In this context, A*Star said that food and nutrition (F&N) is an emerging sector in Singapore. "One of Singapore's successes in the last research funding tranche (RIE 2015) has been to grow an R&D ecosystem in the F&N and consumer care sector. This has resulted in the creation of close to 1,000 new R&D jobs, up from 300 in 2010."
The A*Star chairman said the RIE 2020 plan is integral to the CFE (Committee on the Future Economy) recommendations that aim to keep Singapore's economy competitive. "Among the various recommendations, innovation is seen as a key pillar for Singapore to navigate an uncertain economic climate."
He added that, in order to better align national, economic and social goals, the government had announced the S$4.5 billion Industry Transformation Programme at Budget 2016. "The Industry Transformation Maps (ITMs) are targeted at promoting growth and competitiveness across 23 industries accounting for over 80 per cent of our GDP. These include Precision Engineering, Aerospace, Electronics, Energy & Chemicals, as well as Marine & Offshore."
A*Star will further sharpen its R&D efforts for better economic outcomes to align with the Industry Transformation Maps, Mr Lim added. "For example, the Precision Engineering Industry Transformation Map was the first industry-specific roadmap to be rolled out for the manufacturing sectors. Its goal is to shift the industry into new growth areas and enhance manufacturing processes. This will be done by nurturing complementary segments such as additive manufacturing, robotics, advanced materials, sensors, and lasers and optics."
Mr Lim noted that it is important that companies understand the crux of the Future of Manufacturing (FoE). "This revolution is not just about adopting individual advanced technologies, rather it is about the connection and integration of these various components into a synergistic and highly efficient manufacturing process, so that it is responsive to the needs of the customers," he said.
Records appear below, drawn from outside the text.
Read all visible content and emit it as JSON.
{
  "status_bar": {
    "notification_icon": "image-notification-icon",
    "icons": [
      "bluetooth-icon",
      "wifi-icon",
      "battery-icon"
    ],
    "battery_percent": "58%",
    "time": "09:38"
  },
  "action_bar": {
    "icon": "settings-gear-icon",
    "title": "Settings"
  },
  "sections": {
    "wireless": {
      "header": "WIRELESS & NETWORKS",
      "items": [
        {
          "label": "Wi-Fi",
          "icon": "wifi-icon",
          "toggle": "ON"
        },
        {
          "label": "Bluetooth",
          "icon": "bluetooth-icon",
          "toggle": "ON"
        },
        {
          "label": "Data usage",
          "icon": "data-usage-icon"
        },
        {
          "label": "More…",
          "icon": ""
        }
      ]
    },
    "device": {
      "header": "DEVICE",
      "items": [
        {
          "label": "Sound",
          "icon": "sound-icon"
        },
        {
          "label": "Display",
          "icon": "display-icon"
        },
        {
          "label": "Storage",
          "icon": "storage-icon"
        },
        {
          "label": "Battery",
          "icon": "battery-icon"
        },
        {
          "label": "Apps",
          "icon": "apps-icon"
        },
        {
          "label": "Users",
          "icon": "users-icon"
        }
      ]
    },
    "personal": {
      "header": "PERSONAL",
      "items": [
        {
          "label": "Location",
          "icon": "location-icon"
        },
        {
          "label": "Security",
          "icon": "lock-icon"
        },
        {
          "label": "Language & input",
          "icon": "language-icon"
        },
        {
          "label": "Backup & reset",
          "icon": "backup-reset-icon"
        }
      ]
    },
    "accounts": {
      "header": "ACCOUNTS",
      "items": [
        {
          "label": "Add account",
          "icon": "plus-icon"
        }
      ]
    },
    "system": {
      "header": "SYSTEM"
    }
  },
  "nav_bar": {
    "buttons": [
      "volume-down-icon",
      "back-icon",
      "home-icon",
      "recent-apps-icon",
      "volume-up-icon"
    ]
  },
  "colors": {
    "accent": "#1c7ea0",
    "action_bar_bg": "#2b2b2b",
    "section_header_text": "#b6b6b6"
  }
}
Amendment note: The story has been amended to reflect that the A*Star chairman's surname is Mr Lim and not Mr Poh.
- 3D printing
- additive manufacturing
- Industry 4.0
- factory output